These views should teach us how much we owe to the human birth of Jesus. That placed him in the midst of us. That made him one of ourselves. We can now understand him. We can confide in his sympathy... He wore our Nature; and therefore I know that our Nature is honoured by him, and is precious to him. He was born of woman, thus becoming the brother of us all; and I therefore know that he feels a Brother's love for all. I am, indeed, profoundly impressed with his greatness. I know no superior greatness save that of the Infinite Father. But his human birth, and his participation of human nature, make that greatness endearing and encouraging, not overwhelming and exclusive. Great as he is, he was still born of a woman. That head was pillowed on a mother's breast. Those eyes shed tears over human sorrow. He had sensibility to pain, as we all have, and shrank with natural horror from an agonizing death. Thus he was one of us. He was a Man. I see in him a Brother and a Friend. I feel the reality of that large, loving, human sympathy, which so gloriously distinguished his whole Character and Life. Let us rejoice then that Christ the Saviour was born."
 
Blessings

2 comments:

David G. Markham said...

Dear BU:

I think WEC misses the point. The greatness of Jesus was not that he was born but that He became one with God and showed us the way. He achieved Fotosis as the Greek Orthodox say. He became enlightened.

All human beings are born and many in worse circumstances than the babe in Bethleham.

I think Luke is the only gospel that has this birth narrative in it right? Walt Disney would have done as well.

The fact that Jesus was born was not a big deal. What He did with His life is and I am not referring to the crucifixion.

At any rate, have a great holiday. I am coming to Boston to visit the Mother Church between Christmas and New Year's. I want to see what the Boston Unitarians have been up to all these years. I see it the same as a Catholic visiting the Vatican or a Muslim going to Mecca. Will I be disappointed?

All the best,

David Markham

boston unitarian said...

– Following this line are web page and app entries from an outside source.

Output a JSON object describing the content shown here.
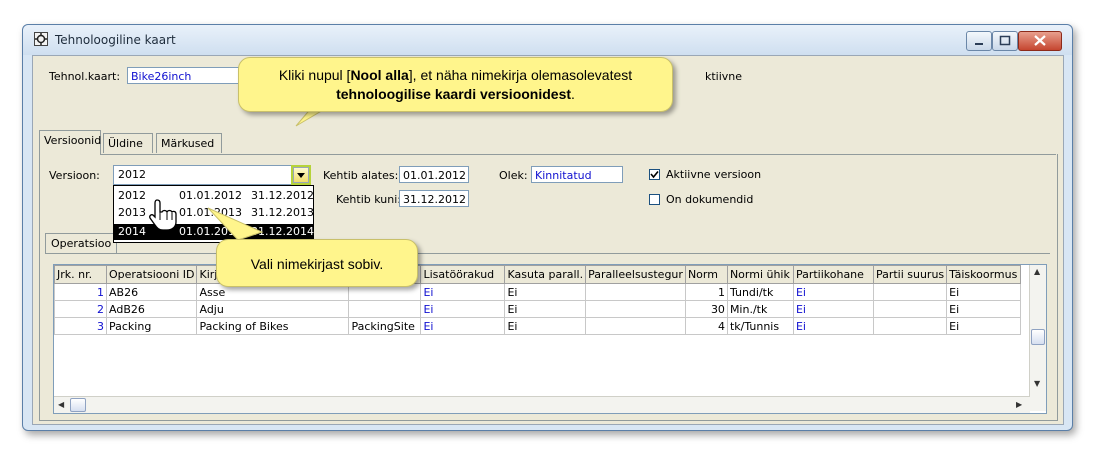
{
  "window": {
    "title": "Tehnoloogiline kaart"
  },
  "header": {
    "tech_card_label": "Tehnol.kaart:",
    "tech_card_value": "Bike26inch",
    "active_label_partial": "ktiivne"
  },
  "tabs": [
    {
      "label": "Versioonid"
    },
    {
      "label": "Üldine"
    },
    {
      "label": "Märkused"
    }
  ],
  "version_form": {
    "version_label": "Versioon:",
    "version_value": "2012",
    "valid_from_label": "Kehtib alates:",
    "valid_from_value": "01.01.2012",
    "valid_to_label": "Kehtib kuni:",
    "valid_to_value": "31.12.2012",
    "status_label": "Olek:",
    "status_value": "Kinnitatud",
    "active_version_label": "Aktiivne versioon",
    "has_documents_label": "On dokumendid"
  },
  "dropdown": {
    "options": [
      {
        "version": "2012",
        "from": "01.01.2012",
        "to": "31.12.2012"
      },
      {
        "version": "2013",
        "from": "01.01.2013",
        "to": "31.12.2013"
      },
      {
        "version": "2014",
        "from": "01.01.2014",
        "to": "31.12.2014"
      }
    ]
  },
  "subtab": {
    "label": "Operatsioo"
  },
  "grid": {
    "columns": [
      "Jrk. nr.",
      "Operatsiooni ID",
      "Kirje",
      "",
      "Lisatöörakud",
      "Kasuta parall.",
      "Paralleelsustegur",
      "Norm",
      "Normi ühik",
      "Partiikohane",
      "Partii suurus",
      "Täiskoormus"
    ],
    "rows": [
      [
        "1",
        "AB26",
        "Asse",
        "",
        "Ei",
        "Ei",
        "",
        "1",
        "Tundi/tk",
        "Ei",
        "",
        "Ei"
      ],
      [
        "2",
        "AdB26",
        "Adju",
        "",
        "Ei",
        "Ei",
        "",
        "30",
        "Min./tk",
        "Ei",
        "",
        "Ei"
      ],
      [
        "3",
        "Packing",
        "Packing of Bikes",
        "PackingSite",
        "Ei",
        "Ei",
        "",
        "4",
        "tk/Tunnis",
        "Ei",
        "",
        "Ei"
      ]
    ]
  },
  "callouts": {
    "top_part1": "Kliki nupul [",
    "top_bold1": "Nool alla",
    "top_part2": "], et näha nimekirja olemasolevatest",
    "top_bold2": "tehnoloogilise kaardi versioonidest",
    "top_part3": ".",
    "bottom": "Vali nimekirjast sobiv."
  },
  "colors": {
    "callout_bg": "#fff58c",
    "link_blue": "#1010d0",
    "window_frame": "#d8e6f4"
  }
}
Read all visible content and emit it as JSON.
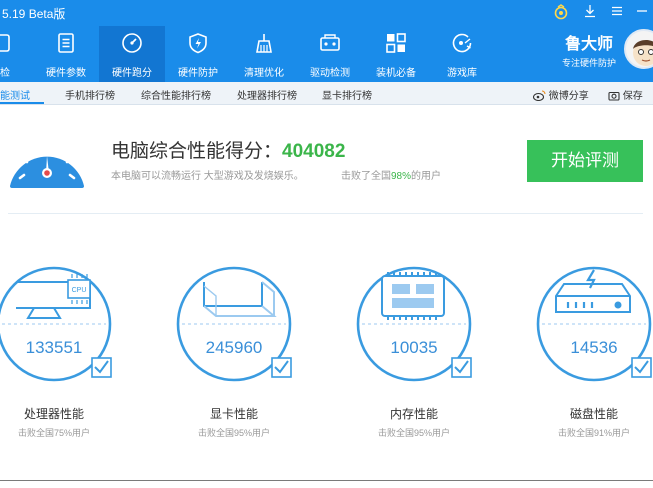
{
  "app": {
    "title": "5.19 Beta版"
  },
  "nav": [
    {
      "label": "体检",
      "icon": "checkup-icon"
    },
    {
      "label": "硬件参数",
      "icon": "document-icon"
    },
    {
      "label": "硬件跑分",
      "icon": "speedometer-icon"
    },
    {
      "label": "硬件防护",
      "icon": "shield-icon"
    },
    {
      "label": "清理优化",
      "icon": "broom-icon"
    },
    {
      "label": "驱动检测",
      "icon": "driver-icon"
    },
    {
      "label": "装机必备",
      "icon": "apps-grid-icon"
    },
    {
      "label": "游戏库",
      "icon": "game-icon"
    }
  ],
  "brand": {
    "name": "鲁大师",
    "subtitle": "专注硬件防护"
  },
  "subtabs": [
    {
      "label": "性能测试"
    },
    {
      "label": "手机排行榜"
    },
    {
      "label": "综合性能排行榜"
    },
    {
      "label": "处理器排行榜"
    },
    {
      "label": "显卡排行榜"
    }
  ],
  "share": {
    "weibo_label": "微博分享",
    "save_label": "保存"
  },
  "summary": {
    "title_prefix": "电脑综合性能得分：",
    "score": "404082",
    "description": "本电脑可以流畅运行 大型游戏及发烧娱乐。",
    "beat_prefix": "击败了全国",
    "beat_percent": "98%",
    "beat_suffix": "的用户",
    "start_button": "开始评测"
  },
  "cards": [
    {
      "value": "133551",
      "name": "处理器性能",
      "beat": "击败全国75%用户",
      "icon": "cpu-monitor-icon"
    },
    {
      "value": "245960",
      "name": "显卡性能",
      "beat": "击败全国95%用户",
      "icon": "graphics-card-icon"
    },
    {
      "value": "10035",
      "name": "内存性能",
      "beat": "击败全国95%用户",
      "icon": "memory-chip-icon"
    },
    {
      "value": "14536",
      "name": "磁盘性能",
      "beat": "击败全国91%用户",
      "icon": "hard-disk-icon"
    }
  ],
  "colors": {
    "header_bg": "#1a8cea",
    "accent_green": "#37c15a",
    "score_green": "#3bb54a",
    "ring_blue": "#3a9be0"
  }
}
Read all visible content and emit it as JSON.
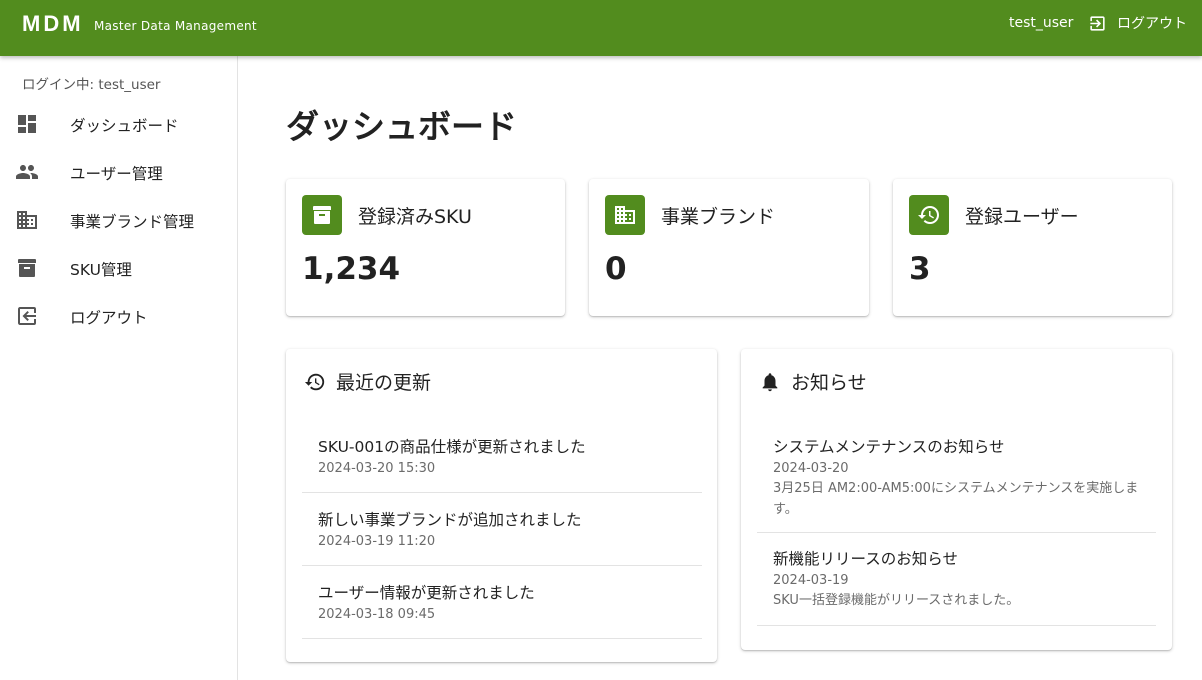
{
  "app": {
    "logo": "MDM",
    "subtitle": "Master Data Management",
    "username": "test_user",
    "logout_label": "ログアウト",
    "accent_color": "#528c1e"
  },
  "sidebar": {
    "login_status": "ログイン中: test_user",
    "items": [
      {
        "label": "ダッシュボード",
        "icon": "dashboard-icon"
      },
      {
        "label": "ユーザー管理",
        "icon": "people-icon"
      },
      {
        "label": "事業ブランド管理",
        "icon": "business-icon"
      },
      {
        "label": "SKU管理",
        "icon": "archive-icon"
      },
      {
        "label": "ログアウト",
        "icon": "logout-icon"
      }
    ]
  },
  "page": {
    "title": "ダッシュボード"
  },
  "stats": [
    {
      "label": "登録済みSKU",
      "value": "1,234",
      "icon": "archive-icon"
    },
    {
      "label": "事業ブランド",
      "value": "0",
      "icon": "business-icon"
    },
    {
      "label": "登録ユーザー",
      "value": "3",
      "icon": "history-icon"
    }
  ],
  "updates": {
    "title": "最近の更新",
    "icon": "history-icon",
    "items": [
      {
        "title": "SKU-001の商品仕様が更新されました",
        "date": "2024-03-20 15:30"
      },
      {
        "title": "新しい事業ブランドが追加されました",
        "date": "2024-03-19 11:20"
      },
      {
        "title": "ユーザー情報が更新されました",
        "date": "2024-03-18 09:45"
      }
    ]
  },
  "notices": {
    "title": "お知らせ",
    "icon": "bell-icon",
    "items": [
      {
        "title": "システムメンテナンスのお知らせ",
        "date": "2024-03-20",
        "body": "3月25日 AM2:00-AM5:00にシステムメンテナンスを実施します。"
      },
      {
        "title": "新機能リリースのお知らせ",
        "date": "2024-03-19",
        "body": "SKU一括登録機能がリリースされました。"
      }
    ]
  }
}
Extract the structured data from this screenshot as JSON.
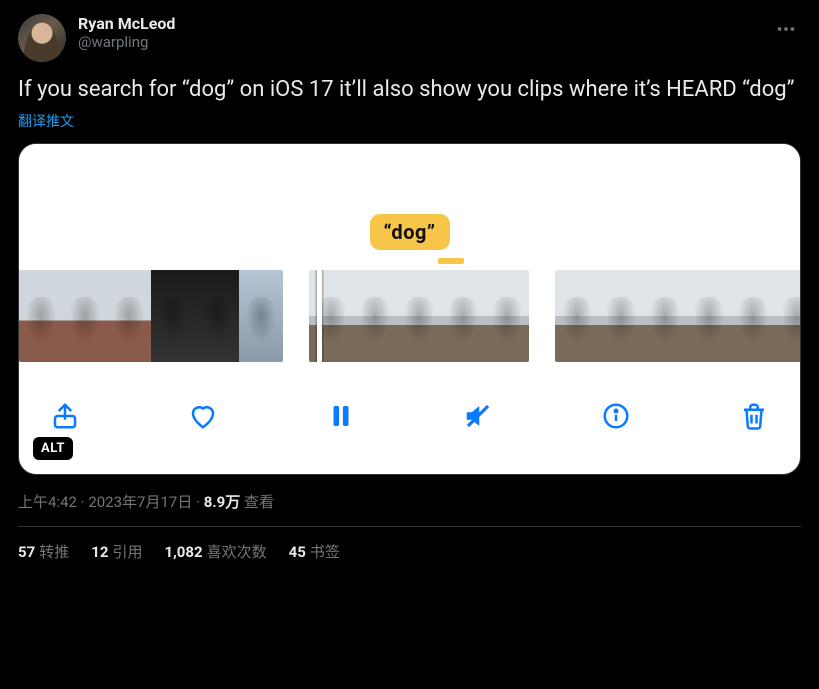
{
  "author": {
    "display_name": "Ryan McLeod",
    "handle": "@warpling"
  },
  "body": "If you search for “dog” on iOS 17 it’ll also show you clips where it’s HEARD “dog”",
  "translate_label": "翻译推文",
  "media": {
    "tag_text": "“dog”",
    "alt_badge": "ALT",
    "toolbar_icons": [
      "share-icon",
      "heart-icon",
      "pause-icon",
      "mute-icon",
      "info-icon",
      "trash-icon"
    ]
  },
  "meta": {
    "time": "上午4:42",
    "sep1": " · ",
    "date": "2023年7月17日",
    "sep2": " · ",
    "views_num": "8.9万",
    "views_label": " 查看"
  },
  "stats": {
    "retweets": {
      "num": "57",
      "label": "转推"
    },
    "quotes": {
      "num": "12",
      "label": "引用"
    },
    "likes": {
      "num": "1,082",
      "label": "喜欢次数"
    },
    "bookmarks": {
      "num": "45",
      "label": "书签"
    }
  }
}
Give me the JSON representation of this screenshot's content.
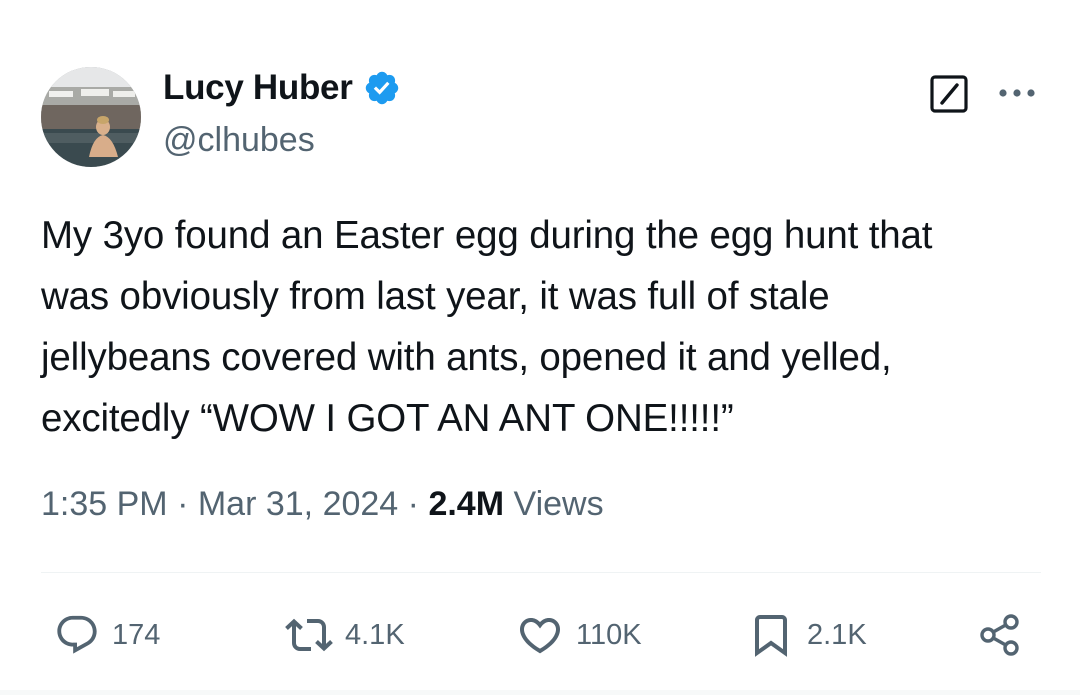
{
  "author": {
    "display_name": "Lucy Huber",
    "handle": "@clhubes",
    "verified": true,
    "verified_color": "#1d9bf0",
    "avatar_icon": "profile-photo"
  },
  "header_actions": {
    "grok_icon": "grok-icon",
    "more_icon": "more-icon"
  },
  "tweet": {
    "text": "My 3yo found an Easter egg during the egg hunt that\nwas obviously from last year, it was full of stale\njellybeans covered with ants, opened it and yelled,\nexcitedly “WOW I GOT AN ANT ONE!!!!!”",
    "time": "1:35 PM",
    "separator": "·",
    "date": "Mar 31, 2024",
    "views_count": "2.4M",
    "views_label": "Views"
  },
  "actions": {
    "replies": {
      "count": "174",
      "icon": "reply-icon"
    },
    "reposts": {
      "count": "4.1K",
      "icon": "repost-icon"
    },
    "likes": {
      "count": "110K",
      "icon": "like-icon"
    },
    "bookmarks": {
      "count": "2.1K",
      "icon": "bookmark-icon"
    },
    "share": {
      "icon": "share-icon"
    }
  },
  "colors": {
    "text_primary": "#0f1419",
    "text_secondary": "#536471",
    "divider": "#eff3f4"
  }
}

Hi David,
Thanks, as always, for your comment. About 8 years ago when my wife broached the idea of moving from New York to Boston, my reaction was, "We are moving to Mecca!" I do not think you will be disappointed though the experience is considerably more "spartan" than a visit to the Vatican must be.
Blessings for a wonderful holiday for you and your family as well. BU